Third-party recruiters, however, are only exempt from the licensing requirement if their recruitment of foreign workers for employment in Nova Scotia is restricted to NOC 0 and A positions. Any recruiter that also searches to fill NOC B (high-skilled), C (semi-skilled) or D (low-skilled) positions with foreign workers must be licensed by Nova Scotia. Recruiters who conduct overseas recruitment efforts to fill NOC 0 and A roles are permitted to recruit domestically for NOC B, C and D positions without needing a license.
Not all recruiters qualify for a license to recruit foreign workers for employment in Nova Scotia. Only members in good standing with a provincial or territorial bar society, the Chamber des notaires du Quebec or the Immigration Consultants of Canada Regulatory Council are eligible to apply for a license. The newly implemented recruiter licensing exemptions are, therefore, good news for executive search firms in Canada and the Nova Scotia employers who rely on their expertise. The requirement to become licensed was particularly problematic since most professional search firms do not have (or otherwise require) a lawyer or immigration consultant actively involved in searches that extend beyond Canada's borders.
Employer Registration Process
The regulatory amendments also identify certain employers who are exempt from the requirement to hold a registration certificate to hire foreign workers in Nova Scotia. These amendments mirror the exemptions that were added to the recruiter licensing regime such that the following types of employers no longer require a registration certificate:
- Provincial government reporting entities, municipalities and universities.
- Employers seeking to hire foreign workers in management (NOC 0) or professional (NOC A) occupations listed on the NOC Matrix.
Employers who fit into one of these exemptions and who use a third-party recruiter are also exempt from the requirement to use a licensed recruiter, provided the recruiter is also exempt from needing a license.
Over the last few months, Labour Standards has taken steps to refine the employer registration process to make it easier for Nova Scotia employers. Employers can now apply for a single registration certificate on an annual basis, rather than applying for a new registration certificate each time they wish to recruit and/or hire a foreign national. If, however, the information upon which a registration certificate is issued changes significantly, employers are required to advise Labour Standards. A significant change includes working with a new third-party recruiter or recruiting foreign workers for employment in different skill level than originally planned.
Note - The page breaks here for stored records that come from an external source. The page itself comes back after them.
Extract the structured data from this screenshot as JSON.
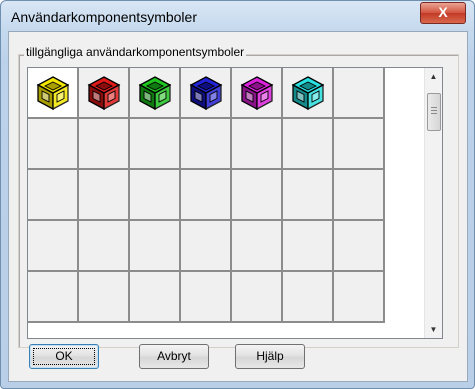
{
  "window": {
    "title": "Användarkomponentsymboler",
    "close_glyph": "X"
  },
  "group": {
    "label": "tillgängliga användarkomponentsymboler"
  },
  "symbols": [
    {
      "name": "yellow",
      "color": "#f2e600",
      "dark": "#a89e00"
    },
    {
      "name": "red",
      "color": "#e01a1a",
      "dark": "#8a0d0d"
    },
    {
      "name": "green",
      "color": "#1fc41f",
      "dark": "#0f7a0f"
    },
    {
      "name": "blue",
      "color": "#2222d6",
      "dark": "#0e0e7e"
    },
    {
      "name": "magenta",
      "color": "#dd22dd",
      "dark": "#8a138a"
    },
    {
      "name": "cyan",
      "color": "#29e0e0",
      "dark": "#148a8a"
    }
  ],
  "grid": {
    "columns": 7,
    "rows": 5,
    "selected_index": 0
  },
  "buttons": {
    "ok": "OK",
    "cancel": "Avbryt",
    "help": "Hjälp"
  }
}
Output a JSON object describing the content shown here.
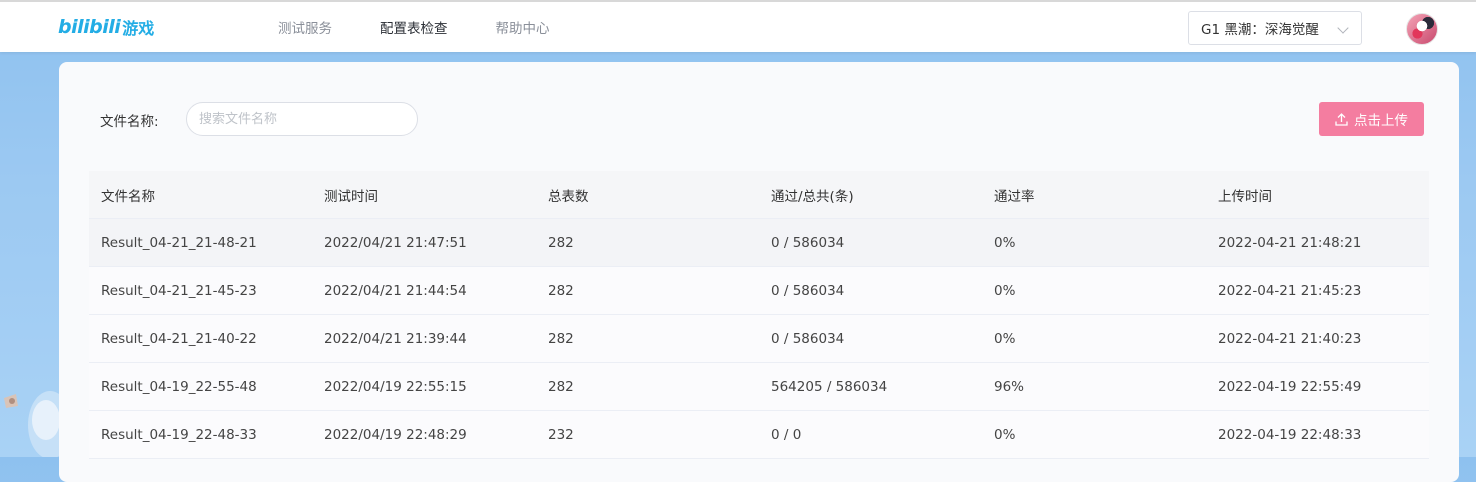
{
  "header": {
    "logo_text": "bilibili",
    "logo_suffix": "游戏",
    "nav": [
      {
        "label": "测试服务",
        "active": false
      },
      {
        "label": "配置表检查",
        "active": true
      },
      {
        "label": "帮助中心",
        "active": false
      }
    ],
    "game_select_value": "G1 黑潮：深海觉醒"
  },
  "filter": {
    "label": "文件名称:",
    "search_placeholder": "搜索文件名称",
    "upload_label": "点击上传"
  },
  "colors": {
    "brand_blue": "#23ade5",
    "upload_pink": "#f47da0",
    "background_blue": "#9cc9f2"
  },
  "table": {
    "columns": [
      "文件名称",
      "测试时间",
      "总表数",
      "通过/总共(条)",
      "通过率",
      "上传时间"
    ],
    "rows": [
      [
        "Result_04-21_21-48-21",
        "2022/04/21 21:47:51",
        "282",
        "0 / 586034",
        "0%",
        "2022-04-21 21:48:21"
      ],
      [
        "Result_04-21_21-45-23",
        "2022/04/21 21:44:54",
        "282",
        "0 / 586034",
        "0%",
        "2022-04-21 21:45:23"
      ],
      [
        "Result_04-21_21-40-22",
        "2022/04/21 21:39:44",
        "282",
        "0 / 586034",
        "0%",
        "2022-04-21 21:40:23"
      ],
      [
        "Result_04-19_22-55-48",
        "2022/04/19 22:55:15",
        "282",
        "564205 / 586034",
        "96%",
        "2022-04-19 22:55:49"
      ],
      [
        "Result_04-19_22-48-33",
        "2022/04/19 22:48:29",
        "232",
        "0 / 0",
        "0%",
        "2022-04-19 22:48:33"
      ]
    ]
  }
}
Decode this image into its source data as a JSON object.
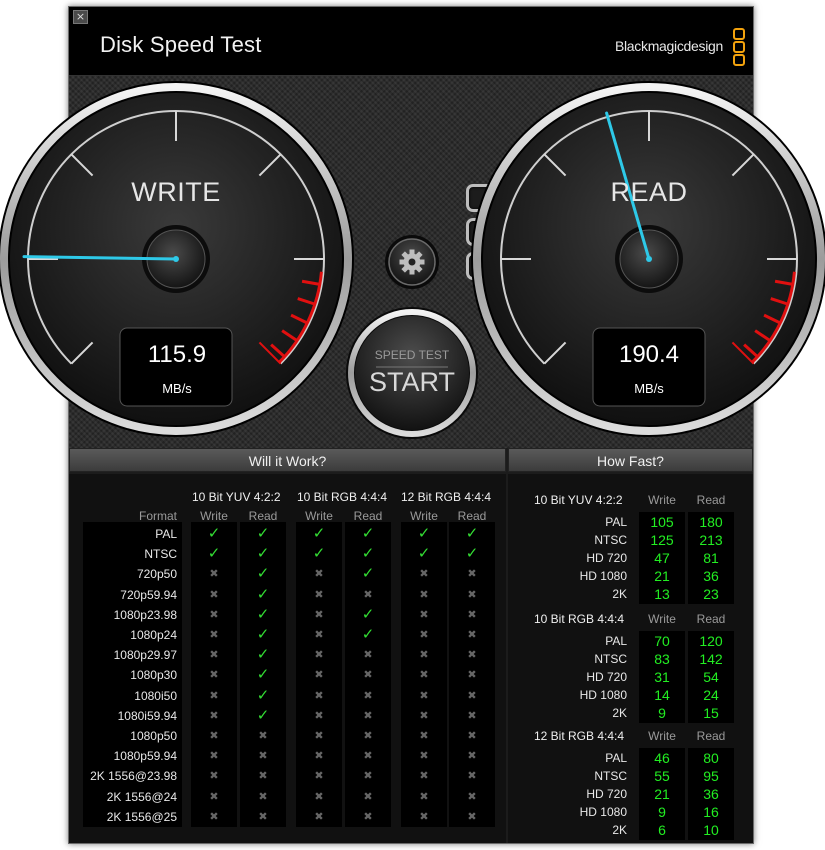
{
  "window": {
    "title": "Disk Speed Test",
    "brand": "Blackmagicdesign",
    "close_icon": "×"
  },
  "gauges": {
    "write": {
      "label": "WRITE",
      "value": "115.9",
      "unit": "MB/s",
      "needle_fraction": 0.17
    },
    "read": {
      "label": "READ",
      "value": "190.4",
      "unit": "MB/s",
      "needle_fraction": 0.44
    }
  },
  "start_button": {
    "caption": "SPEED TEST",
    "label": "START"
  },
  "will_it_work": {
    "title": "Will it Work?",
    "format_header": "Format",
    "groups": [
      "10 Bit YUV 4:2:2",
      "10 Bit RGB 4:4:4",
      "12 Bit RGB 4:4:4"
    ],
    "col_write": "Write",
    "col_read": "Read",
    "rows": [
      {
        "format": "PAL",
        "checks": [
          1,
          1,
          1,
          1,
          1,
          1
        ]
      },
      {
        "format": "NTSC",
        "checks": [
          1,
          1,
          1,
          1,
          1,
          1
        ]
      },
      {
        "format": "720p50",
        "checks": [
          0,
          1,
          0,
          1,
          0,
          0
        ]
      },
      {
        "format": "720p59.94",
        "checks": [
          0,
          1,
          0,
          0,
          0,
          0
        ]
      },
      {
        "format": "1080p23.98",
        "checks": [
          0,
          1,
          0,
          1,
          0,
          0
        ]
      },
      {
        "format": "1080p24",
        "checks": [
          0,
          1,
          0,
          1,
          0,
          0
        ]
      },
      {
        "format": "1080p29.97",
        "checks": [
          0,
          1,
          0,
          0,
          0,
          0
        ]
      },
      {
        "format": "1080p30",
        "checks": [
          0,
          1,
          0,
          0,
          0,
          0
        ]
      },
      {
        "format": "1080i50",
        "checks": [
          0,
          1,
          0,
          0,
          0,
          0
        ]
      },
      {
        "format": "1080i59.94",
        "checks": [
          0,
          1,
          0,
          0,
          0,
          0
        ]
      },
      {
        "format": "1080p50",
        "checks": [
          0,
          0,
          0,
          0,
          0,
          0
        ]
      },
      {
        "format": "1080p59.94",
        "checks": [
          0,
          0,
          0,
          0,
          0,
          0
        ]
      },
      {
        "format": "2K 1556@23.98",
        "checks": [
          0,
          0,
          0,
          0,
          0,
          0
        ]
      },
      {
        "format": "2K 1556@24",
        "checks": [
          0,
          0,
          0,
          0,
          0,
          0
        ]
      },
      {
        "format": "2K 1556@25",
        "checks": [
          0,
          0,
          0,
          0,
          0,
          0
        ]
      }
    ]
  },
  "how_fast": {
    "title": "How Fast?",
    "col_write": "Write",
    "col_read": "Read",
    "groups": [
      {
        "name": "10 Bit YUV 4:2:2",
        "rows": [
          {
            "format": "PAL",
            "write": "105",
            "read": "180"
          },
          {
            "format": "NTSC",
            "write": "125",
            "read": "213"
          },
          {
            "format": "HD 720",
            "write": "47",
            "read": "81"
          },
          {
            "format": "HD 1080",
            "write": "21",
            "read": "36"
          },
          {
            "format": "2K",
            "write": "13",
            "read": "23"
          }
        ]
      },
      {
        "name": "10 Bit RGB 4:4:4",
        "rows": [
          {
            "format": "PAL",
            "write": "70",
            "read": "120"
          },
          {
            "format": "NTSC",
            "write": "83",
            "read": "142"
          },
          {
            "format": "HD 720",
            "write": "31",
            "read": "54"
          },
          {
            "format": "HD 1080",
            "write": "14",
            "read": "24"
          },
          {
            "format": "2K",
            "write": "9",
            "read": "15"
          }
        ]
      },
      {
        "name": "12 Bit RGB 4:4:4",
        "rows": [
          {
            "format": "PAL",
            "write": "46",
            "read": "80"
          },
          {
            "format": "NTSC",
            "write": "55",
            "read": "95"
          },
          {
            "format": "HD 720",
            "write": "21",
            "read": "36"
          },
          {
            "format": "HD 1080",
            "write": "9",
            "read": "16"
          },
          {
            "format": "2K",
            "write": "6",
            "read": "10"
          }
        ]
      }
    ]
  },
  "colors": {
    "needle": "#2ec9e8",
    "redzone": "#e01010",
    "check": "#33dd33",
    "speed": "#22ee22"
  }
}
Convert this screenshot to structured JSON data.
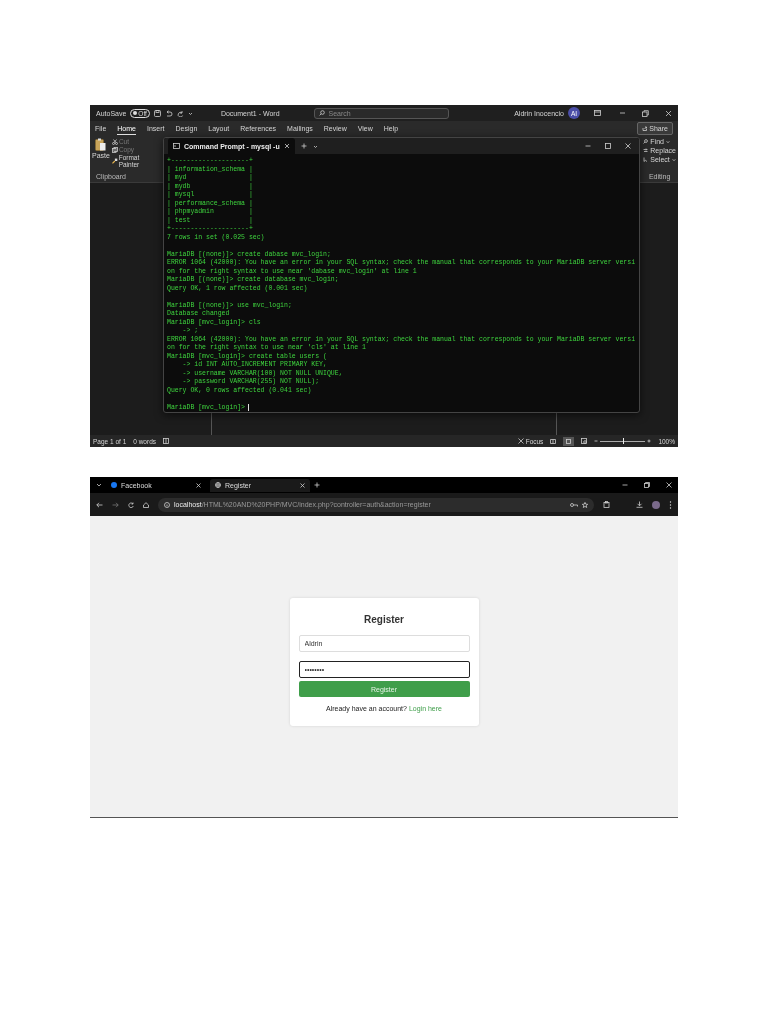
{
  "word_window": {
    "autosave": {
      "label": "AutoSave",
      "state_label": "Off",
      "on": false
    },
    "title": "Document1  -  Word",
    "search": {
      "placeholder": "Search"
    },
    "user_name": "Aldrin Inocencio",
    "avatar": "AI",
    "tabs": [
      {
        "label": "File",
        "selected": false
      },
      {
        "label": "Home",
        "selected": true
      },
      {
        "label": "Insert",
        "selected": false
      },
      {
        "label": "Design",
        "selected": false
      },
      {
        "label": "Layout",
        "selected": false
      },
      {
        "label": "References",
        "selected": false
      },
      {
        "label": "Mailings",
        "selected": false
      },
      {
        "label": "Review",
        "selected": false
      },
      {
        "label": "View",
        "selected": false
      },
      {
        "label": "Help",
        "selected": false
      }
    ],
    "share": "Share",
    "clipboard": {
      "paste": "Paste",
      "cut": "Cut",
      "copy": "Copy",
      "format_painter": "Format Painter",
      "group": "Clipboard"
    },
    "editing": {
      "find": "Find",
      "replace": "Replace",
      "select": "Select",
      "group": "Editing"
    },
    "status_bar": {
      "page": "Page 1 of 1",
      "words": "0 words",
      "focus": "Focus",
      "zoom": "100%",
      "level": 0.5
    }
  },
  "terminal": {
    "tab": "Command Prompt - mysql -u",
    "blocks": [
      [
        "+--------------------+",
        "| information_schema |",
        "| myd                |",
        "| mydb               |",
        "| mysql              |",
        "| performance_schema |",
        "| phpmyadmin         |",
        "| test               |",
        "+--------------------+",
        "7 rows in set (0.025 sec)"
      ],
      [
        "MariaDB [(none)]> create dabase mvc_login;",
        "ERROR 1064 (42000): You have an error in your SQL syntax; check the manual that corresponds to your MariaDB server versi",
        "on for the right syntax to use near 'dabase mvc_login' at line 1",
        "MariaDB [(none)]> create database mvc_login;",
        "Query OK, 1 row affected (0.001 sec)"
      ],
      [
        "MariaDB [(none)]> use mvc_login;",
        "Database changed",
        "MariaDB [mvc_login]> cls",
        "    -> ;",
        "ERROR 1064 (42000): You have an error in your SQL syntax; check the manual that corresponds to your MariaDB server versi",
        "on for the right syntax to use near 'cls' at line 1",
        "MariaDB [mvc_login]> create table users (",
        "    -> id INT AUTO_INCREMENT PRIMARY KEY,",
        "    -> username VARCHAR(100) NOT NULL UNIQUE,",
        "    -> password VARCHAR(255) NOT NULL);",
        "Query OK, 0 rows affected (0.041 sec)"
      ],
      [
        "MariaDB [mvc_login]>"
      ]
    ]
  },
  "browser": {
    "tabs": [
      {
        "label": "Facebook",
        "kind": "facebook",
        "selected": false
      },
      {
        "label": "Register",
        "kind": "globe",
        "selected": true
      }
    ],
    "address": {
      "host": "localhost",
      "path": "/HTML%20AND%20PHP/MVC/index.php?controller=auth&action=register"
    },
    "form": {
      "title": "Register",
      "username": "Aldrin",
      "password": "••••••••",
      "button": "Register",
      "prompt": "Already have an account?",
      "link": "Login here"
    }
  }
}
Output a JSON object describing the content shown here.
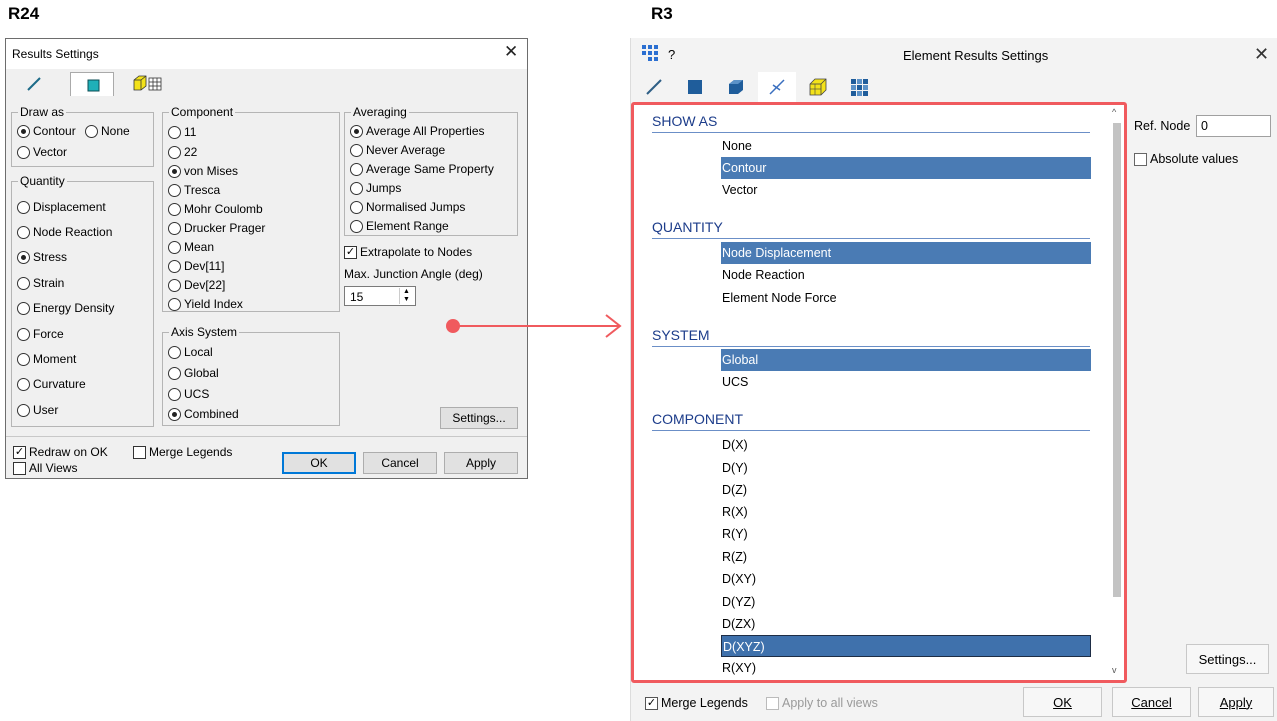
{
  "labels": {
    "left": "R24",
    "right": "R3"
  },
  "old_dialog": {
    "title": "Results Settings",
    "close": "✕",
    "draw_as": {
      "label": "Draw as",
      "options": [
        "Contour",
        "None",
        "Vector"
      ],
      "selected": "Contour"
    },
    "quantity": {
      "label": "Quantity",
      "options": [
        "Displacement",
        "Node Reaction",
        "Stress",
        "Strain",
        "Energy Density",
        "Force",
        "Moment",
        "Curvature",
        "User"
      ],
      "selected": "Stress"
    },
    "component": {
      "label": "Component",
      "options": [
        "11",
        "22",
        "von Mises",
        "Tresca",
        "Mohr Coulomb",
        "Drucker Prager",
        "Mean",
        "Dev[11]",
        "Dev[22]",
        "Yield Index"
      ],
      "selected": "von Mises"
    },
    "axis_system": {
      "label": "Axis System",
      "options": [
        "Local",
        "Global",
        "UCS",
        "Combined"
      ],
      "selected": "Combined"
    },
    "averaging": {
      "label": "Averaging",
      "options": [
        "Average All Properties",
        "Never Average",
        "Average Same Property",
        "Jumps",
        "Normalised Jumps",
        "Element Range"
      ],
      "selected": "Average All Properties"
    },
    "extrapolate": {
      "label": "Extrapolate to Nodes",
      "checked": true
    },
    "junction_label": "Max. Junction Angle (deg)",
    "junction_value": "15",
    "settings_button": "Settings...",
    "redraw": {
      "label": "Redraw on OK",
      "checked": true
    },
    "all_views": {
      "label": "All Views",
      "checked": false
    },
    "merge_legends": {
      "label": "Merge Legends",
      "checked": false
    },
    "buttons": {
      "ok": "OK",
      "cancel": "Cancel",
      "apply": "Apply"
    }
  },
  "new_dialog": {
    "title": "Element Results Settings",
    "help": "?",
    "close": "✕",
    "sections": [
      {
        "title": "SHOW AS",
        "items": [
          "None",
          "Contour",
          "Vector"
        ],
        "selected": "Contour"
      },
      {
        "title": "QUANTITY",
        "items": [
          "Node Displacement",
          "Node Reaction",
          "Element Node Force"
        ],
        "selected": "Node Displacement"
      },
      {
        "title": "SYSTEM",
        "items": [
          "Global",
          "UCS"
        ],
        "selected": "Global"
      },
      {
        "title": "COMPONENT",
        "items": [
          "D(X)",
          "D(Y)",
          "D(Z)",
          "R(X)",
          "R(Y)",
          "R(Z)",
          "D(XY)",
          "D(YZ)",
          "D(ZX)",
          "D(XYZ)",
          "R(XY)"
        ],
        "selected": "D(XYZ)"
      }
    ],
    "ref_node_label": "Ref. Node",
    "ref_node_value": "0",
    "absolute_values": {
      "label": "Absolute values",
      "checked": false
    },
    "settings_button": "Settings...",
    "merge_legends": {
      "label": "Merge Legends",
      "checked": true
    },
    "apply_all_views": {
      "label": "Apply to all views",
      "checked": false
    },
    "buttons": {
      "ok": "OK",
      "cancel": "Cancel",
      "apply": "Apply"
    }
  },
  "colors": {
    "highlight_border": "#f05a5e",
    "arrow": "#f05a5e",
    "selection": "#4a7bb4",
    "section_text": "#1c3c8a"
  }
}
An employer registration application may be completed and submitted online through the Access to Business portal, or by printing the application form from the Labour Standards website, completing it and submitting it by mail, fax or email. Completing an employer registration application requires some amount of projection for the coming year as employers are asked to indicate the number of foreign workers, positions and source countries from which they plan to recruit.
What this Means to You
There is interplay between Nova Scotia's foreign worker rules and federal immigration laws. Nova Scotia employers (and their third-party recruiters) must demonstrate compliance with provincial laws governing employment and the recruitment of foreign workers before they will be issued a labour market opinion ("LMO") from Service Canada. Similarly, Citizenship and Immigration Canada and the Canada Border Services Agency have authority to request proof of compliance with these laws when adjudicating LMO-exempt work permit applications from foreign workers. For these reasons, adherence to the employer registration and recruiter licensing regimes is of utmost importance to Nova Scotia employers who rely on Canada's Temporary Foreign Worker Program to supplement their work force during labour shortages.